A good start for potato seed production
It has been a good start for potato seed production in Taita Taveta. ‘Through AVCD, we are on course to establishing a good seed system that will ensure steady and timely supply of seed potato . For the first time in the County’s history, we produced 9 tonnes of potato seed during the long rains of 2020,’ states Davis Mwangoma, Taita Taveta County Executive Committee Member for Agriculture, Livestock and Fisheries.
‘For 2021, we acquired 2.85 tonnes of basic seed from Agricultural Development Corporation, Molo, which we supplied to our seed producers and hope to produce 20 tonnes,’ states Peter Mwamburi, TTFPFO manager.
Scaling up seed potato production
Encouraged by good harvest in 2020, TTFPFO and the producer groups are scaling up seed potato production.
For Mreshinyi Farmers Group in Wusi/Kishamba Ward, Mwatate, one of the seed producer groups planted 11 bags (550 kg) of basic seed as a group in the long rains season of 2020. The yields were encouraging, harvesting 77 bags (3,850 kg) of seed. From these, the group distributed 100kg of seed to every member and sold the rest at 60 Kenya Shillings (Ksh) to TTPFPO.
Impressed with the returns, the group is increasing the production more than fivefold. ‘Members are so fired up with the new venture that every member has committed to plant at least 100 kg next season, up from the 20 kg they planted last season. As a group, we are doubling the production from the 550 kg to 1 tonne next season,’ states Henry Wandagu, the group Chairman.
A Mreshinyi group member, Anastasia Myambu, from Ngerenyi Mwakivua village, is hooked to potato seed production. ‘This was my first time to plant potatoes, and it will not be my last going with the returns. From the 20 kg I planted, I harvested 200 kg. I have now planted 100 kg and looking forward to a bumper harvest. Out of the remaining 100 kg, I sold some at 60 shillings per kg, and donated some to my neighbors who had been really impressed with the crop performance but did not have cash to purchase the seed.’
‘We are grateful to USAID (the United States Agency for International Development), AVCD program, CIP, KCSAP and County Government. The GAP trainings were very helpful in impacting our farmers with the appropriate agronomic skills. The setting up of the learning farms and other promotional activities helped us to appreciate the performances of the various varieties and really ignited the interest and passion you see in our farmers,’ states Mwamburi adding, ‘The leadership training has proved critical to the setting up, operations and management of the organization and is helping run the organization as a business enterprise.’
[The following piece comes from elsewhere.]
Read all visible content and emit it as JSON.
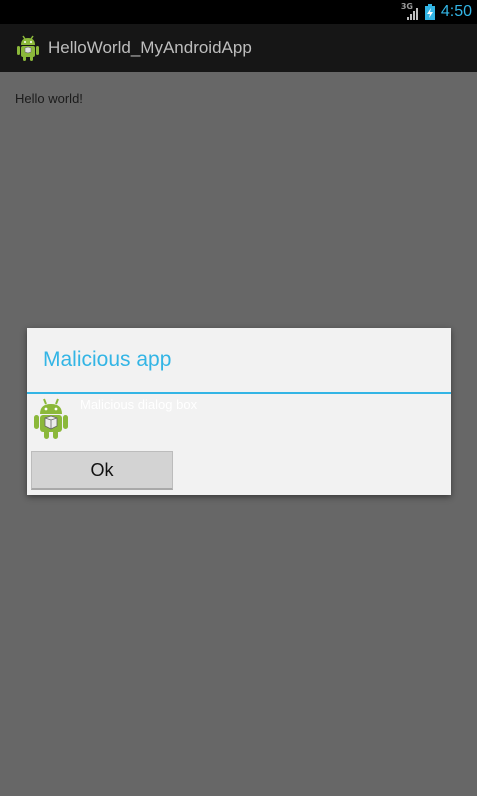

TTPFPO had only 26 members at its establishment. Within just one year, it has mobilized and registered 600 members but ambitiously targets to have 1000 members by end of June 2021. To achieve this feat, the organization has tasked the 11 committee members to recruit at least 45 members by end of June 2021. ‘It is important to achieve this feat if we are to break even as a business. On average, our farmers have 0.5 acres committed to production of seed potato. With 1 shilling per kg per farmer as our markup and 2 shillings per kg from each farmer as their savings, we need 3000 – 4000 farmers to break even according to our business plan,’ states Mwamburi.
Attaining the 1000 membership also comes with goodies from the County Government that helped the group develop its business plan. It has promised to provide a Ksh 10 million grant for construction of a storage facility should the group attain the 1000 membership, according to Kariku.
‘Our target is to be self-reliant in seed production. We are confident that we the support we are getting from AVCD, the various producer groups and their umbrella organizations will be sufficient in the next 2 years,’ states Mwamburi.